▶ **Exercise requirements**:
Reproduce the entries below, please. Keep every character the same.

▶ **Records for the task**:
--

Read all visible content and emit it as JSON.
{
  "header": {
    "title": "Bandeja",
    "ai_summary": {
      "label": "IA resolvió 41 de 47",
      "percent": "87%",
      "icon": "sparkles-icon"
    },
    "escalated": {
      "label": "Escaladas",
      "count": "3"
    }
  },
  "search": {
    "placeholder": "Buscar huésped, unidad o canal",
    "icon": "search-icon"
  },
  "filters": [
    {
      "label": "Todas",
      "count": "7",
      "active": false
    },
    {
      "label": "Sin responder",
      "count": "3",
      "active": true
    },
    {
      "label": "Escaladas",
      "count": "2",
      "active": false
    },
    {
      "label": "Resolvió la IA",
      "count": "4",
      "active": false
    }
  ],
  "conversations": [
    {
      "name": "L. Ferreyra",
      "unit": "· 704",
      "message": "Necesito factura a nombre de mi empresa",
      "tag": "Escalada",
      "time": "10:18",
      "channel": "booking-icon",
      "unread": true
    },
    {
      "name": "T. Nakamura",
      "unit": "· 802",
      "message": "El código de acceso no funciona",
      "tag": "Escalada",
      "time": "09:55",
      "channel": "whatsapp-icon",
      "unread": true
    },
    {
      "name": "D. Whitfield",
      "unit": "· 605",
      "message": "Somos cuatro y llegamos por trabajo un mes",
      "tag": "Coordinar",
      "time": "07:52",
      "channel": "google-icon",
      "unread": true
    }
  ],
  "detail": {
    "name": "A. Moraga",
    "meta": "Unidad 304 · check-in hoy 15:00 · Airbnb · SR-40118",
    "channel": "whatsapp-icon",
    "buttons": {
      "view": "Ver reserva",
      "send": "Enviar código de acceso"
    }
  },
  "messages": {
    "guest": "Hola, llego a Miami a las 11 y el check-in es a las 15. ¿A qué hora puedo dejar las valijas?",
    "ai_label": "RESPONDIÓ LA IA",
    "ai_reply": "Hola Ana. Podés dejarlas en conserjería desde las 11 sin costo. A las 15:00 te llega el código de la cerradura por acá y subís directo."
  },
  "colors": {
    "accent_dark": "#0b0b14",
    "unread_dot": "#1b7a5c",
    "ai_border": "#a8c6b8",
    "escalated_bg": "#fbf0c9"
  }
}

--

▶ **Exercise solution**:
Read all visible content and emit it as JSON.
{
  "header": {
    "title": "Bandeja",
    "ai_summary": {
      "label": "IA resolvió 41 de 47",
      "percent": "87%",
      "icon": "sparkles-icon"
    },
    "escalated": {
      "label": "Escaladas",
      "count": "3"
    }
  },
  "search": {
    "placeholder": "Buscar huésped, unidad o canal",
    "icon": "search-icon"
  },
  "filters": [
    {
      "label": "Todas",
      "count": "7",
      "active": false
    },
    {
      "label": "Sin responder",
      "count": "3",
      "active": true
    },
    {
      "label": "Escaladas",
      "count": "2",
      "active": false
    },
    {
      "label": "Resolvió la IA",
      "count": "4",
      "active": false
    }
  ],
  "conversations": [
    {
      "name": "L. Ferreyra",
      "unit": "· 704",
      "message": "Necesito factura a nombre de mi empresa",
      "tag": "Escalada",
      "time": "10:18",
      "channel": "booking-icon",
      "unread": true
    },
    {
      "name": "T. Nakamura",
      "unit": "· 802",
      "message": "El código de acceso no funciona",
      "tag": "Escalada",
      "time": "09:55",
      "channel": "whatsapp-icon",
      "unread": true
    },
    {
      "name": "D. Whitfield",
      "unit": "· 605",
      "message": "Somos cuatro y llegamos por trabajo un mes",
      "tag": "Coordinar",
      "time": "07:52",
      "channel": "google-icon",
      "unread": true
    }
  ],
  "detail": {
    "name": "A. Moraga",
    "meta": "Unidad 304 · check-in hoy 15:00 · Airbnb · SR-40118",
    "channel": "whatsapp-icon",
    "buttons": {
      "view": "Ver reserva",
      "send": "Enviar código de acceso"
    }
  },
  "messages": {
    "guest": "Hola, llego a Miami a las 11 y el check-in es a las 15. ¿A qué hora puedo dejar las valijas?",
    "ai_label": "RESPONDIÓ LA IA",
    "ai_reply": "Hola Ana. Podés dejarlas en conserjería desde las 11 sin costo. A las 15:00 te llega el código de la cerradura por acá y subís directo."
  },
  "colors": {
    "accent_dark": "#0b0b14",
    "unread_dot": "#1b7a5c",
    "ai_border": "#a8c6b8",
    "escalated_bg": "#fbf0c9"
  }
}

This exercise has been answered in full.